(Beginning of Record set)
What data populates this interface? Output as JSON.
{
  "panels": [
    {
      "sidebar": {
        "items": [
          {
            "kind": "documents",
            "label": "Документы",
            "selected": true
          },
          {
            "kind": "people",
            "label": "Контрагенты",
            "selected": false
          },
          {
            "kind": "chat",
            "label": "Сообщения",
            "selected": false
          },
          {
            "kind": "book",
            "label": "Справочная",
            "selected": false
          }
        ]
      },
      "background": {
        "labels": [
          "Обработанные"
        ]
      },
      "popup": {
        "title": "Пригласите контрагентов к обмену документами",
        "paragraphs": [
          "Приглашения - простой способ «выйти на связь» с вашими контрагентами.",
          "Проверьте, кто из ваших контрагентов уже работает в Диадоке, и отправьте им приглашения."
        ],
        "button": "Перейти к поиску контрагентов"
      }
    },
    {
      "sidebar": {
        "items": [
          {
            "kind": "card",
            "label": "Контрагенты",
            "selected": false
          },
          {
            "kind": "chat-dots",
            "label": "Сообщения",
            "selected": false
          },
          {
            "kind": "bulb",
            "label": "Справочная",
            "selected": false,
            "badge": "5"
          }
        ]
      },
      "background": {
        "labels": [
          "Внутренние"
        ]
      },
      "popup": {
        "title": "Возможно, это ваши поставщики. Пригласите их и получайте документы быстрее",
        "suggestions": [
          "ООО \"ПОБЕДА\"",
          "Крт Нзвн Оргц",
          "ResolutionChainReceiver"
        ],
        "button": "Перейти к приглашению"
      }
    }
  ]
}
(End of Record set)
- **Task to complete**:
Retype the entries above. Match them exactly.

- **Reply**:
What data populates this interface? Output as JSON.
{
  "panels": [
    {
      "sidebar": {
        "items": [
          {
            "kind": "documents",
            "label": "Документы",
            "selected": true
          },
          {
            "kind": "people",
            "label": "Контрагенты",
            "selected": false
          },
          {
            "kind": "chat",
            "label": "Сообщения",
            "selected": false
          },
          {
            "kind": "book",
            "label": "Справочная",
            "selected": false
          }
        ]
      },
      "background": {
        "labels": [
          "Обработанные"
        ]
      },
      "popup": {
        "title": "Пригласите контрагентов к обмену документами",
        "paragraphs": [
          "Приглашения - простой способ «выйти на связь» с вашими контрагентами.",
          "Проверьте, кто из ваших контрагентов уже работает в Диадоке, и отправьте им приглашения."
        ],
        "button": "Перейти к поиску контрагентов"
      }
    },
    {
      "sidebar": {
        "items": [
          {
            "kind": "card",
            "label": "Контрагенты",
            "selected": false
          },
          {
            "kind": "chat-dots",
            "label": "Сообщения",
            "selected": false
          },
          {
            "kind": "bulb",
            "label": "Справочная",
            "selected": false,
            "badge": "5"
          }
        ]
      },
      "background": {
        "labels": [
          "Внутренние"
        ]
      },
      "popup": {
        "title": "Возможно, это ваши поставщики. Пригласите их и получайте документы быстрее",
        "suggestions": [
          "ООО \"ПОБЕДА\"",
          "Крт Нзвн Оргц",
          "ResolutionChainReceiver"
        ],
        "button": "Перейти к приглашению"
      }
    }
  ]
}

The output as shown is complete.